● Work required
In the entries below, spot each line with the word "JSON" and copy it.

Component data from apps and pages

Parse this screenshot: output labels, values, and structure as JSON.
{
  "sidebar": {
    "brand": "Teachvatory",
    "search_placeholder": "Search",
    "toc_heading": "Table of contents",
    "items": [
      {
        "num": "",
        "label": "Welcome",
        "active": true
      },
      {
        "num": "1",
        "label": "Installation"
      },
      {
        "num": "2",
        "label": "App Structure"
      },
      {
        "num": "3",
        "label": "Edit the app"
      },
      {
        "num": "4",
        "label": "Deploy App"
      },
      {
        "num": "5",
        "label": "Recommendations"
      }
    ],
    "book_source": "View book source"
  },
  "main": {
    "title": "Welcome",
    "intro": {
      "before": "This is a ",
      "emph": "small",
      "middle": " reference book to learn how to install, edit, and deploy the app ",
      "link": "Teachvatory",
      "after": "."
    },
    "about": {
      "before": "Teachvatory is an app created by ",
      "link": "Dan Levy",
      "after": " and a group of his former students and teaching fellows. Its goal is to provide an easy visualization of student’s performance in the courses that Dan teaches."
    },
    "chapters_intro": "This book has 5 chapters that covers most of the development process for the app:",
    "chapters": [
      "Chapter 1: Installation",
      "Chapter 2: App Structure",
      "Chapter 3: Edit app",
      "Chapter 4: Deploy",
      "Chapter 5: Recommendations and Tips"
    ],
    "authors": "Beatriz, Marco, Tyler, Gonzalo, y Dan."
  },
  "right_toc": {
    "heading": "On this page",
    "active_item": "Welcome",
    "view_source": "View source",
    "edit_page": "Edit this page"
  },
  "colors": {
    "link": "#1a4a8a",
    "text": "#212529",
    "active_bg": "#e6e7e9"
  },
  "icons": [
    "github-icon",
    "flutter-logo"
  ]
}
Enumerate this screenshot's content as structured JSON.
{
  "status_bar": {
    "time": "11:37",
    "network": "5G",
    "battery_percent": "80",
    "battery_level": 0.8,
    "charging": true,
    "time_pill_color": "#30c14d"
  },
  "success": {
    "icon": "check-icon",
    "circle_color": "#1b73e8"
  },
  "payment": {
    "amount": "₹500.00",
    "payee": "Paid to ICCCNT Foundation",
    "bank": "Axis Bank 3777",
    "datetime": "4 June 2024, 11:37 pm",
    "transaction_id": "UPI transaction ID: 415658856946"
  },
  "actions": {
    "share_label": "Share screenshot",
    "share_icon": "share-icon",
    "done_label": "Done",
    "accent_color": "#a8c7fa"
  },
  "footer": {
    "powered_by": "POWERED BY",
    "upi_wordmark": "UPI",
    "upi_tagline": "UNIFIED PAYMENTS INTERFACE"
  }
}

● Solution for this exercise
Parse this screenshot: output labels, values, and structure as JSON.
Enumerate this screenshot's content as structured JSON.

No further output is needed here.